Task to complete: Which lines in the records below mention the word "this"? Copy each one out.

** Record set follows **

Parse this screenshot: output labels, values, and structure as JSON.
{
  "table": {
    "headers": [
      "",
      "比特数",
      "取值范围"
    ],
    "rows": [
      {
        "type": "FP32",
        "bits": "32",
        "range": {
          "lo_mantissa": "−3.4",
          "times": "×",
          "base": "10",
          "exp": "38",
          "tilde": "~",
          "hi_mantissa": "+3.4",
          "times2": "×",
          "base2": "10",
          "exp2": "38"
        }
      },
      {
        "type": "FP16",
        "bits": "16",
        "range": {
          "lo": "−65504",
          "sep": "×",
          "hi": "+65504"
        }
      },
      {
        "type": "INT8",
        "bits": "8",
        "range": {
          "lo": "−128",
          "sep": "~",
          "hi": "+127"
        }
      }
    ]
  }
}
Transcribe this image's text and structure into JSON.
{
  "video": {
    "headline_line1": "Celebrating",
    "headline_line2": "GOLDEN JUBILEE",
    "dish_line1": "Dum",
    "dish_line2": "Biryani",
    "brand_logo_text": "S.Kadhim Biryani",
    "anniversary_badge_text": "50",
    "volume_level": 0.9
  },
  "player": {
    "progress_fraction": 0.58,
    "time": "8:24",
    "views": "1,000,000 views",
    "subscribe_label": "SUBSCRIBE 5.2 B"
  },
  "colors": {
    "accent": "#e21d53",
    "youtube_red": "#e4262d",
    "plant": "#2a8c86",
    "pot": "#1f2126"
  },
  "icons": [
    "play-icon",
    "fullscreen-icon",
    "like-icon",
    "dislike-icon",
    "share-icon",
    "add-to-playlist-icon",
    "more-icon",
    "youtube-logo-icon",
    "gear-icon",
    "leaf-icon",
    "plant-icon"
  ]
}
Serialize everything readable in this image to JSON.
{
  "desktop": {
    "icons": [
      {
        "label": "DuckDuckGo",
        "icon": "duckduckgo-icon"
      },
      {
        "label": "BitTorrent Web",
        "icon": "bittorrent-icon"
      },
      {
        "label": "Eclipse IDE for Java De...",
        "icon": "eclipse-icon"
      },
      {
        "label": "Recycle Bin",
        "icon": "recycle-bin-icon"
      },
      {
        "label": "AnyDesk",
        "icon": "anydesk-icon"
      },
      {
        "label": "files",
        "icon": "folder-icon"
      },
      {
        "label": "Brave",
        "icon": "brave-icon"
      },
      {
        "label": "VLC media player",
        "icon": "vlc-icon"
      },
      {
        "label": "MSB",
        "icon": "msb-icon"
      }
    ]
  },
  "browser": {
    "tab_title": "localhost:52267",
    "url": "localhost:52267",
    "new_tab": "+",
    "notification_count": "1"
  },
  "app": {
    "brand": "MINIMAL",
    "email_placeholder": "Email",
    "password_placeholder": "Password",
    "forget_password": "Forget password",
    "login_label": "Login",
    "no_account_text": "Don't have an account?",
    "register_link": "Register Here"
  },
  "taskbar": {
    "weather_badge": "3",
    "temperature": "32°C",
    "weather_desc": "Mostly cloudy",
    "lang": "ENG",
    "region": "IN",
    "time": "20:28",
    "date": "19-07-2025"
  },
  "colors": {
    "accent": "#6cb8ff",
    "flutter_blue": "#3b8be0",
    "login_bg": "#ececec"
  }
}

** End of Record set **

Solution to the problem:
Parse this screenshot: output labels, values, and structure as JSON.
Transcribe this image's text and structure into JSON.
Serialize everything readable in this image to JSON.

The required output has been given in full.